§ **Action item**
Give back the full listing that follows exactly as it reads.

§ **Records supplied**
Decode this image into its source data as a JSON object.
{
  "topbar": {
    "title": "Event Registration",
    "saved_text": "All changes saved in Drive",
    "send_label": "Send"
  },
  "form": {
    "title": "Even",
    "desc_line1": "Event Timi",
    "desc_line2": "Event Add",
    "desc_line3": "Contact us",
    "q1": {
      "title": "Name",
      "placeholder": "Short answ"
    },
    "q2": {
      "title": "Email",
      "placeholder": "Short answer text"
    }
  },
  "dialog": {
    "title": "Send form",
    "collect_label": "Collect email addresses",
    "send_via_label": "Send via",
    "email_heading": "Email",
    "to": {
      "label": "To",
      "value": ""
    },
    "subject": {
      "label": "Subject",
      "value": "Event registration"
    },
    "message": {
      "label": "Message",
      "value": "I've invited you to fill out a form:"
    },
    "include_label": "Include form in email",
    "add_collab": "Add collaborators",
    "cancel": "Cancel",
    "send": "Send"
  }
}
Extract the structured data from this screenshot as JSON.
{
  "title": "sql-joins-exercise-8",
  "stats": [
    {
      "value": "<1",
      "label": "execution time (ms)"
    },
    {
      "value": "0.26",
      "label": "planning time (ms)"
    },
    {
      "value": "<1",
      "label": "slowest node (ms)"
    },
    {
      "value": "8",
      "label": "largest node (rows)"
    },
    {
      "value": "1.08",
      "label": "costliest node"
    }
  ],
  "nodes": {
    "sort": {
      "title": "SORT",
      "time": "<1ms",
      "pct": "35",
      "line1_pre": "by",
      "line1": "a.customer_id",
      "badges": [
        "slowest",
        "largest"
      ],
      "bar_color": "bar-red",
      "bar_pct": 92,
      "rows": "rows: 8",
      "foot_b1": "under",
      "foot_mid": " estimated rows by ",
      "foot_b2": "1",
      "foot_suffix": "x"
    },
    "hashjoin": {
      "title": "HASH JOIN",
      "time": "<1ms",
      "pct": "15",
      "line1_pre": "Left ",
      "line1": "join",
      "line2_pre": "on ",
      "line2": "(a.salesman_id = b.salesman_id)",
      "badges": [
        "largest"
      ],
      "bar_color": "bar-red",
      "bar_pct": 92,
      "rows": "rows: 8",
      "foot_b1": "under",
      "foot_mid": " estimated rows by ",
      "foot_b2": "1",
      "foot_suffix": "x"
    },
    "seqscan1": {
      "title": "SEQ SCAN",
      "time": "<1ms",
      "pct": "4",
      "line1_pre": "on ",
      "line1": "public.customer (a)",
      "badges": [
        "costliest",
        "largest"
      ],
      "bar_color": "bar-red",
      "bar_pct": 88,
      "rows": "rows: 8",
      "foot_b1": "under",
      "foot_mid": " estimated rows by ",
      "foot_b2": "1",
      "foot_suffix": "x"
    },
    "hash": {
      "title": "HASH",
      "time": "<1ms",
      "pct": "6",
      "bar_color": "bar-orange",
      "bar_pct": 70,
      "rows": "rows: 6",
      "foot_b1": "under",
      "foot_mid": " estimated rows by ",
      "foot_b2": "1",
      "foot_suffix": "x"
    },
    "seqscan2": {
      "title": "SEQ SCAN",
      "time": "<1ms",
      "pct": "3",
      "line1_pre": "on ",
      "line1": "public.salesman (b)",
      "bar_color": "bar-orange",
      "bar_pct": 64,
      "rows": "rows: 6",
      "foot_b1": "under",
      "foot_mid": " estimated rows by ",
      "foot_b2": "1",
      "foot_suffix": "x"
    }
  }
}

§ **Response area**
Decode this image into its source data as a JSON object.
{
  "topbar": {
    "title": "Event Registration",
    "saved_text": "All changes saved in Drive",
    "send_label": "Send"
  },
  "form": {
    "title": "Even",
    "desc_line1": "Event Timi",
    "desc_line2": "Event Add",
    "desc_line3": "Contact us",
    "q1": {
      "title": "Name",
      "placeholder": "Short answ"
    },
    "q2": {
      "title": "Email",
      "placeholder": "Short answer text"
    }
  },
  "dialog": {
    "title": "Send form",
    "collect_label": "Collect email addresses",
    "send_via_label": "Send via",
    "email_heading": "Email",
    "to": {
      "label": "To",
      "value": ""
    },
    "subject": {
      "label": "Subject",
      "value": "Event registration"
    },
    "message": {
      "label": "Message",
      "value": "I've invited you to fill out a form:"
    },
    "include_label": "Include form in email",
    "add_collab": "Add collaborators",
    "cancel": "Cancel",
    "send": "Send"
  }
}
Extract the structured data from this screenshot as JSON.
{
  "title": "sql-joins-exercise-8",
  "stats": [
    {
      "value": "<1",
      "label": "execution time (ms)"
    },
    {
      "value": "0.26",
      "label": "planning time (ms)"
    },
    {
      "value": "<1",
      "label": "slowest node (ms)"
    },
    {
      "value": "8",
      "label": "largest node (rows)"
    },
    {
      "value": "1.08",
      "label": "costliest node"
    }
  ],
  "nodes": {
    "sort": {
      "title": "SORT",
      "time": "<1ms",
      "pct": "35",
      "line1_pre": "by",
      "line1": "a.customer_id",
      "badges": [
        "slowest",
        "largest"
      ],
      "bar_color": "bar-red",
      "bar_pct": 92,
      "rows": "rows: 8",
      "foot_b1": "under",
      "foot_mid": " estimated rows by ",
      "foot_b2": "1",
      "foot_suffix": "x"
    },
    "hashjoin": {
      "title": "HASH JOIN",
      "time": "<1ms",
      "pct": "15",
      "line1_pre": "Left ",
      "line1": "join",
      "line2_pre": "on ",
      "line2": "(a.salesman_id = b.salesman_id)",
      "badges": [
        "largest"
      ],
      "bar_color": "bar-red",
      "bar_pct": 92,
      "rows": "rows: 8",
      "foot_b1": "under",
      "foot_mid": " estimated rows by ",
      "foot_b2": "1",
      "foot_suffix": "x"
    },
    "seqscan1": {
      "title": "SEQ SCAN",
      "time": "<1ms",
      "pct": "4",
      "line1_pre": "on ",
      "line1": "public.customer (a)",
      "badges": [
        "costliest",
        "largest"
      ],
      "bar_color": "bar-red",
      "bar_pct": 88,
      "rows": "rows: 8",
      "foot_b1": "under",
      "foot_mid": " estimated rows by ",
      "foot_b2": "1",
      "foot_suffix": "x"
    },
    "hash": {
      "title": "HASH",
      "time": "<1ms",
      "pct": "6",
      "bar_color": "bar-orange",
      "bar_pct": 70,
      "rows": "rows: 6",
      "foot_b1": "under",
      "foot_mid": " estimated rows by ",
      "foot_b2": "1",
      "foot_suffix": "x"
    },
    "seqscan2": {
      "title": "SEQ SCAN",
      "time": "<1ms",
      "pct": "3",
      "line1_pre": "on ",
      "line1": "public.salesman (b)",
      "bar_color": "bar-orange",
      "bar_pct": 64,
      "rows": "rows: 6",
      "foot_b1": "under",
      "foot_mid": " estimated rows by ",
      "foot_b2": "1",
      "foot_suffix": "x"
    }
  }
}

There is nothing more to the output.